Just days ahead of Christmas, an 85-year-old man in the northern Chinese city of Tianjin has issued a heart-wrenching plea to the public: Adopt me so I don’t have to live in a nursing home.
The man, surnamed Han, said on Dec. 15 that he can no longer bear the loneliness since his son moved to Canada nearly 15 years ago, so he posted fliers around Tianjin advertising himself for adoption.
The flyer outlined some of his key selling points: “Lonely old man in his 80s; strong-bodied; can shop, cook, and take care of himself; has no chronic illnesses,” it reads. “Longing for a loving family to adopt me until my death.”
Han also notes that he’s a retired employee of a scientific research institute in Tianjin with a monthly pension of 6,000 yuan ($910), and that would-be adopters in the Tianjin area were especially welcome.
The elderly man, Han, posts adoption fliers at a bus station in Tianjin, Dec. 15, 2017. （Photo: Weibo）

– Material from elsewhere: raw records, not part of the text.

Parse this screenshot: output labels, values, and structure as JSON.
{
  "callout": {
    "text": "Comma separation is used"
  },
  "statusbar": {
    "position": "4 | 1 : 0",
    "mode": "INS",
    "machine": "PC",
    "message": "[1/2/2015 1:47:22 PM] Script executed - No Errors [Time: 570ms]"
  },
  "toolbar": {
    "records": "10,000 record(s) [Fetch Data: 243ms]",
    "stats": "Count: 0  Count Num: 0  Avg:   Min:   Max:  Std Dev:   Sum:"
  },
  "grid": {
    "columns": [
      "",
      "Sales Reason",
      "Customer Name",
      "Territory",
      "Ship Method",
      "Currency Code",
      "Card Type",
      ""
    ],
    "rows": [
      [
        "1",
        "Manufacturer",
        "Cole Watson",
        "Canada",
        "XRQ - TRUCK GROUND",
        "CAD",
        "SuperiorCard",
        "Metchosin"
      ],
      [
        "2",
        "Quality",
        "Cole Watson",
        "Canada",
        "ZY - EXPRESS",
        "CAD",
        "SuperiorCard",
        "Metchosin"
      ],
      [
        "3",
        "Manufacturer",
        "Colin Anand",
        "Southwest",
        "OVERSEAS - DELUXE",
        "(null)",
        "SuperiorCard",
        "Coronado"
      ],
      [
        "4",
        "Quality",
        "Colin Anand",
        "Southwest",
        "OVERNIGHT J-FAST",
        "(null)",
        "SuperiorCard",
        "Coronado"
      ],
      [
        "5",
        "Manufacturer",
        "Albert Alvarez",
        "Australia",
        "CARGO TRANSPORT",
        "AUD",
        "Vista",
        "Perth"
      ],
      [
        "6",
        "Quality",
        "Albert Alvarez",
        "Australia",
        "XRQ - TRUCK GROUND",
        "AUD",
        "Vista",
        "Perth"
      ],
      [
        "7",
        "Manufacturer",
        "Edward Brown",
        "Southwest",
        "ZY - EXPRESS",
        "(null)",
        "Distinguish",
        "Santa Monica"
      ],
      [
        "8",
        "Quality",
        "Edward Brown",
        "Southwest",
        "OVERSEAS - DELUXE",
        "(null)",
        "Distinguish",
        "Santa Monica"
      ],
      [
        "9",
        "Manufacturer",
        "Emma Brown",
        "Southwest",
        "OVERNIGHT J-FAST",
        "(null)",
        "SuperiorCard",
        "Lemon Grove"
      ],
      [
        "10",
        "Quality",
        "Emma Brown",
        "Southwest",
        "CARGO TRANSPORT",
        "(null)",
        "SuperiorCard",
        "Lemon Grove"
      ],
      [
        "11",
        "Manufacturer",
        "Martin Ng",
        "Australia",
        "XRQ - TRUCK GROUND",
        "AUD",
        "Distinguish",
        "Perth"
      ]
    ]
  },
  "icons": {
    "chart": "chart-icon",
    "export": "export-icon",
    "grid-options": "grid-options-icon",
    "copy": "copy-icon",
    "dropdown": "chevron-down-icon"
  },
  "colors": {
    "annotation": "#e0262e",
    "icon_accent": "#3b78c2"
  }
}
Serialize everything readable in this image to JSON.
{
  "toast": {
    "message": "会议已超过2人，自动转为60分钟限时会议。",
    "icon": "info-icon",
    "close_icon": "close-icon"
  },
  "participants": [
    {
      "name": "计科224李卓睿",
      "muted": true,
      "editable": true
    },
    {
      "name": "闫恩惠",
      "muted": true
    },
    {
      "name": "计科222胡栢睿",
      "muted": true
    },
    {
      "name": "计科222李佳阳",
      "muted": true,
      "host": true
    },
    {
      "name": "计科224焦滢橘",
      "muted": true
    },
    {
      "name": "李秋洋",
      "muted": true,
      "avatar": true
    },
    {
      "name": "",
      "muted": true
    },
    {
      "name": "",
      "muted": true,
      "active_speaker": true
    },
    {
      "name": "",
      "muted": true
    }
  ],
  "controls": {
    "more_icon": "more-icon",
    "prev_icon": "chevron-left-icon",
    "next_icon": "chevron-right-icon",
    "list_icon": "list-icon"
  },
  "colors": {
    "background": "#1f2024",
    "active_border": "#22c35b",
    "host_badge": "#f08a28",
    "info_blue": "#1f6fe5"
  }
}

Earlier this week, Han’s story was picked up by online news outlet Pear Video, prompting media attention. He told reporters from Beijing Youth Daily that his son in Canada supported his search for an adoptive family.
Han has lived alone since 1984. In 2003, his son emigrated to Canada with his wife and their little boy. Han told Pear Video he has another son who works for a local hospital.
Though Han has received many caring phone calls since he posted the fliers, he has not found anyone who wants to adopt him — though there was one close call. Han said that a few weeks ago, one man came forward expressing interest, but the man’s family apparently did not consent to the adoption, and the two have since fallen out of touch.
Han also said he’d checked out nursing homes — and even tried out some — but didn’t like what he saw. At one place, he complained, the food portions were miserable: just a sliver of meat and a bowl of soup with lettuce leaves in it. “Some nursing homes are only concerned with taking money, but not with taking care [of residents],” Han told Beijing Youth Daily.
The story has sparked debate among Chinese netizens, including anger from some who hold Han’s family responsible for the old man’s situation. “The two sons don’t take care of the old man,” wrote one reader on popular news portal Sohu. “This is a consequence of modern education — [China’s] 5,000-year-old civilization has been destroyed in the contemporary era.”
Still others said Han’s dilemma was just another sign of the times. “In an aging society, this phenomenon will be seen more frequently,” wrote one user on microblogging platform Weibo.
Elderly adoptions appear to be legally valid. According to Zhou Hao, a lawyer at W&H Law Firm in Beijing, a contract can be drawn up so that the adopter would be responsible for taking care of the senior adoptee until his death, as well as for ensuring the subsequent burial. The adopter could also become eligible for inheritance rights.
Han told Beijing Youth Daily that he had been inspired by reports of another case where an elderly man offered his monthly pension in order to join a new family. “I thought this was nice, so I looked for adopters too,” Han said.